**ABOUT THIS TASK**
Look through the data below and show every line that includes "icon".

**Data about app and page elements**
▼
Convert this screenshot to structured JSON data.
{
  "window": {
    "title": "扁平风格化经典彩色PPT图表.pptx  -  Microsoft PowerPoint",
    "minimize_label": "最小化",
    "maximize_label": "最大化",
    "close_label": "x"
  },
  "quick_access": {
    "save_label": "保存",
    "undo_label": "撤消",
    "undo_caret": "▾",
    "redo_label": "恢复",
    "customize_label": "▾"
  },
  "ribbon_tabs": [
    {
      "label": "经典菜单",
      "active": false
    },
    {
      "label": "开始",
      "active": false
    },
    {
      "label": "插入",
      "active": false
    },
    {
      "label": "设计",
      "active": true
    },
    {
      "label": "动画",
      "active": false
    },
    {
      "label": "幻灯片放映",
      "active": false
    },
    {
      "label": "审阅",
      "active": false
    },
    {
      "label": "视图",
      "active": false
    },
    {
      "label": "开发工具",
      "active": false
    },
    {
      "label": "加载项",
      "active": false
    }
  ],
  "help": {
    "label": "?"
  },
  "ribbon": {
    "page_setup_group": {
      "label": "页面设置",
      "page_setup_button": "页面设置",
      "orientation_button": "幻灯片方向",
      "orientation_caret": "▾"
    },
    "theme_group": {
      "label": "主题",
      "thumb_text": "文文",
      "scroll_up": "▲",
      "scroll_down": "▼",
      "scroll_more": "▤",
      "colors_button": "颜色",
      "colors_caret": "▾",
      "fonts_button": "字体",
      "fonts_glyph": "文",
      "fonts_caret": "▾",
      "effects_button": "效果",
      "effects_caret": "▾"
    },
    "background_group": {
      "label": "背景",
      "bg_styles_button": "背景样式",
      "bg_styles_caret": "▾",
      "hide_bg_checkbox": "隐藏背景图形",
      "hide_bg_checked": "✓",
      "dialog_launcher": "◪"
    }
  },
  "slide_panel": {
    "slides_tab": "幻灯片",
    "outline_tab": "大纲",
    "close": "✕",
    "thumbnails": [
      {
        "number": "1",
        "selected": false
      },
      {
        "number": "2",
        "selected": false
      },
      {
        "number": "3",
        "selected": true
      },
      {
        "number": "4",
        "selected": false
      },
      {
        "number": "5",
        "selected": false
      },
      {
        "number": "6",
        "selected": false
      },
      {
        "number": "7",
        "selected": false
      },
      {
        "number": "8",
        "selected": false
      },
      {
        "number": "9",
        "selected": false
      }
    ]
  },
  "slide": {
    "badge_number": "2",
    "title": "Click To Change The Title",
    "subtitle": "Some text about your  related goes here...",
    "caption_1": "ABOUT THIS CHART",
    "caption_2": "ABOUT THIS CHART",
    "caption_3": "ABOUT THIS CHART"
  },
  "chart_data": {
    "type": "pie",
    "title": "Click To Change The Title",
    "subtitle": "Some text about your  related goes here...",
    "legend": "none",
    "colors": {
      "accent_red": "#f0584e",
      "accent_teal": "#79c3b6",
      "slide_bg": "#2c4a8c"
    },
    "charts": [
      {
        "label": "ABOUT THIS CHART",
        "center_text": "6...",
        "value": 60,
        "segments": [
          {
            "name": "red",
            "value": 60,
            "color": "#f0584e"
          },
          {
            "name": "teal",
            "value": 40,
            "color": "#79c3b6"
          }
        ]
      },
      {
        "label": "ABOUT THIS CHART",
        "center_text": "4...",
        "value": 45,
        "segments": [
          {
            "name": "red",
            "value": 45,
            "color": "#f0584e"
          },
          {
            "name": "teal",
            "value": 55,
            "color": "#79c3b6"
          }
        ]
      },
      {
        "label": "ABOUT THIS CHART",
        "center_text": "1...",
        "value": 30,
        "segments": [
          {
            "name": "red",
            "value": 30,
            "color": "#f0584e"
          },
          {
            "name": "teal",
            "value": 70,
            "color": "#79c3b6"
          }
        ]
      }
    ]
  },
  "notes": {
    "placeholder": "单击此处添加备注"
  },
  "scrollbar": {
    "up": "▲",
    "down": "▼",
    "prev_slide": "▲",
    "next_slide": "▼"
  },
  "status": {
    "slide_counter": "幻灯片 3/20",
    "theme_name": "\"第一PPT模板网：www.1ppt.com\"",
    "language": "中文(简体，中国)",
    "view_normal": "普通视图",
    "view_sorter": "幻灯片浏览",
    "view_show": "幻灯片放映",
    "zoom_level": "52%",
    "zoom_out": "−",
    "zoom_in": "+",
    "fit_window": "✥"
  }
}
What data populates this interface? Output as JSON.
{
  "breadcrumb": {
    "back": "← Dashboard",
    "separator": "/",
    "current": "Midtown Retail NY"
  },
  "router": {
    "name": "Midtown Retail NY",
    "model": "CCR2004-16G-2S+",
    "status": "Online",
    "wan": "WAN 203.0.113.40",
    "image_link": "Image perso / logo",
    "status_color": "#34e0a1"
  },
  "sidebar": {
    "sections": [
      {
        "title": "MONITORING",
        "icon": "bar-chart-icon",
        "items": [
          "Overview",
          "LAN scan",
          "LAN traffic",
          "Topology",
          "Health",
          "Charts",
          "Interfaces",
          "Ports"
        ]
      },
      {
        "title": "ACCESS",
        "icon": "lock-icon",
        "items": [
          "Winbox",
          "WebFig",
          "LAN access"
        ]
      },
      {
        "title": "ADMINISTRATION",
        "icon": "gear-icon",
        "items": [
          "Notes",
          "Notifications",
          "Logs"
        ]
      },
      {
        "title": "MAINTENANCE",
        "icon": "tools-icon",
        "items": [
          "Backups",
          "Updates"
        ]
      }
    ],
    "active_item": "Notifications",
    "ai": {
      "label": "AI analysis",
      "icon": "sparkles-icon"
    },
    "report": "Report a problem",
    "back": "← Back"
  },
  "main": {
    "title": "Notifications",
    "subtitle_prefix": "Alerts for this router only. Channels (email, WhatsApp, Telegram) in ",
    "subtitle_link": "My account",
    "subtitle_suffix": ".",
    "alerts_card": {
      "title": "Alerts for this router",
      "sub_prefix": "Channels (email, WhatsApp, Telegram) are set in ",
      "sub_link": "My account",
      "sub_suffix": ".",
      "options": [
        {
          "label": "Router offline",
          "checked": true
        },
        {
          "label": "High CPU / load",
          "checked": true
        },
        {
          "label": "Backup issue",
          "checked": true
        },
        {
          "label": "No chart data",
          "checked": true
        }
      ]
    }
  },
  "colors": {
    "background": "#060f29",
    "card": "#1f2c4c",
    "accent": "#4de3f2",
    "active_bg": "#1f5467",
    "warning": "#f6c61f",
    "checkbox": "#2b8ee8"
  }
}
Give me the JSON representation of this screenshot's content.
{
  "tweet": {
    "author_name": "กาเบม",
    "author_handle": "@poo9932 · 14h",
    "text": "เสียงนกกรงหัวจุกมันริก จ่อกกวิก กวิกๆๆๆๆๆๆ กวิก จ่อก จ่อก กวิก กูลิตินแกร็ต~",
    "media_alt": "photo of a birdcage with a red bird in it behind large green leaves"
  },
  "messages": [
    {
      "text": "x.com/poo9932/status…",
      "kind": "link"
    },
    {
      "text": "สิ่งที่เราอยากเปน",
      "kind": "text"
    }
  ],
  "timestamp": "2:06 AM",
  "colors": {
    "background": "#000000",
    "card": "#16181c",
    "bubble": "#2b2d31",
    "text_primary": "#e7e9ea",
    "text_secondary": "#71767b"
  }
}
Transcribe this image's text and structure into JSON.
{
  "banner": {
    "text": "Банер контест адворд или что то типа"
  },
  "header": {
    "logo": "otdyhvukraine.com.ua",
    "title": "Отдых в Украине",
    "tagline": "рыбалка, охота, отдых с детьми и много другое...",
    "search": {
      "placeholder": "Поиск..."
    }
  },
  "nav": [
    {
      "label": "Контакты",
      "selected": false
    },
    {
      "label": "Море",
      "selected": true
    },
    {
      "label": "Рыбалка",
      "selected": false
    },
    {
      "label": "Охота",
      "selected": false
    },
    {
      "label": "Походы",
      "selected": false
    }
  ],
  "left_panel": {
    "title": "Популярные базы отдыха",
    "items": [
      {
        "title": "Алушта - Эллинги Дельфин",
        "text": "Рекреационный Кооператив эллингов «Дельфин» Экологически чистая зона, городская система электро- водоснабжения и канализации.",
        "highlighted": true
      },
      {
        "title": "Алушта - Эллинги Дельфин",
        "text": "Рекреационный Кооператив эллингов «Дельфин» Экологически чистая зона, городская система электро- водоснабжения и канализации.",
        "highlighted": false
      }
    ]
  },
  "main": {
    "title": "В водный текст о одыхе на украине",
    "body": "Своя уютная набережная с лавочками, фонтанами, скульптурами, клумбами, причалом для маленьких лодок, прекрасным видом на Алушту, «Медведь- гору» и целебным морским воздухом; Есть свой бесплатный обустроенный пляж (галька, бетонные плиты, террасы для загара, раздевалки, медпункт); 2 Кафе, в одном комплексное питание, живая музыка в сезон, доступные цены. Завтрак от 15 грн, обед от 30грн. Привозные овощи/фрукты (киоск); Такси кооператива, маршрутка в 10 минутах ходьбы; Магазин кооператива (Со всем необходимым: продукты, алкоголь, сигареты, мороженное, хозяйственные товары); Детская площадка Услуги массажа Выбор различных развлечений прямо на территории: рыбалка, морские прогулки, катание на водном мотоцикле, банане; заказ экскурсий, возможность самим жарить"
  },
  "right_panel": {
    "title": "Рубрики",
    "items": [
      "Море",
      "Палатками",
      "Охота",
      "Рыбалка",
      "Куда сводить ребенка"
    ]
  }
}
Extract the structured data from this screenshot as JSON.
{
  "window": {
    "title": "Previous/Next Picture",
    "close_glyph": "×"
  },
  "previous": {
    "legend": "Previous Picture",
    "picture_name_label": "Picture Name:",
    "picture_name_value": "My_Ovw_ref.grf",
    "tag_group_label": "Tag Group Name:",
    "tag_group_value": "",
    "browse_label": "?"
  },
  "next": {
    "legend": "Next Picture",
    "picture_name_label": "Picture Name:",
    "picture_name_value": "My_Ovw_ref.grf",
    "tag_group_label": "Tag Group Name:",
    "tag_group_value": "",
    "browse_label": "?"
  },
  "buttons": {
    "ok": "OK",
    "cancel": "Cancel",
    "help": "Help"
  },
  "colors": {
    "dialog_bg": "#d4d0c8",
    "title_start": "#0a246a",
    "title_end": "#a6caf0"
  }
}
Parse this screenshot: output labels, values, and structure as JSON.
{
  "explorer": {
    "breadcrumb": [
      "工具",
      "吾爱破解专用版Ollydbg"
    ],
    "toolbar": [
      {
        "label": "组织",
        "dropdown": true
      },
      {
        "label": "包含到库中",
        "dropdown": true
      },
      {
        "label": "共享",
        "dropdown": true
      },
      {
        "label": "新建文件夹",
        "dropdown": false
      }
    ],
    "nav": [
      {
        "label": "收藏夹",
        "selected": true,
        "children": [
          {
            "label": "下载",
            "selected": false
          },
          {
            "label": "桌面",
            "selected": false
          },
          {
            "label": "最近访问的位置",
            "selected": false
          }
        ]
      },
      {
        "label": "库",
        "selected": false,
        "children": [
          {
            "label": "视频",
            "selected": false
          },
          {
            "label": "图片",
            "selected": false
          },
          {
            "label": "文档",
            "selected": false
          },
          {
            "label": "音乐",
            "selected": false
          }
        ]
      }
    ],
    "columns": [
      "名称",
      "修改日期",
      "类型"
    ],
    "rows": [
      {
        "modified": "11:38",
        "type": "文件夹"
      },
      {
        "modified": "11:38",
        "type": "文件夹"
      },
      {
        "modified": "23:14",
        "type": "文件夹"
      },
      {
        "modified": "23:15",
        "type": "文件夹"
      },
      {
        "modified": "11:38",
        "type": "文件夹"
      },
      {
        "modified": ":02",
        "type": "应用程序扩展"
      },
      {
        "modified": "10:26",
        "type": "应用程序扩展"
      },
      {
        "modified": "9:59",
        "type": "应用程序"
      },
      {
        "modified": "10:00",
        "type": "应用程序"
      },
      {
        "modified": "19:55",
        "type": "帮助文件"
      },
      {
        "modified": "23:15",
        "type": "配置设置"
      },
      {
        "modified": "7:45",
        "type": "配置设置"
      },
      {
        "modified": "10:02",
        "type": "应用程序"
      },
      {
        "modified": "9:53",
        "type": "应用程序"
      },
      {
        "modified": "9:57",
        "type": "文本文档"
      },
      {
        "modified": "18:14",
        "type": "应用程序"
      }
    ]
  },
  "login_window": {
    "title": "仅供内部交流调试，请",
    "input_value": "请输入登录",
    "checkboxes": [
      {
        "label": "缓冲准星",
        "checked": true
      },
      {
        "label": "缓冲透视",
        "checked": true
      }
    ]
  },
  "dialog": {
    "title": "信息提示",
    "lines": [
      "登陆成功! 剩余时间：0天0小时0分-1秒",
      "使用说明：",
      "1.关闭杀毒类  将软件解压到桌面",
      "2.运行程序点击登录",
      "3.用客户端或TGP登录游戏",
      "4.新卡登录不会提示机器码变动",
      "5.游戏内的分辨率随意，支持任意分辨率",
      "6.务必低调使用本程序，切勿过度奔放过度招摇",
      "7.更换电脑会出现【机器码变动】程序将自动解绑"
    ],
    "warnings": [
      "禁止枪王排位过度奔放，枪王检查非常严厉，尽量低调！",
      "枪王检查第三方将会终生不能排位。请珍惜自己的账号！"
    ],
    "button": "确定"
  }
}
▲
**OUTPUT OF THE EXERCISE**
        "icon": "bar-chart-icon",
        "icon": "lock-icon",
        "icon": "gear-icon",
        "icon": "tools-icon",
      "icon": "sparkles-icon"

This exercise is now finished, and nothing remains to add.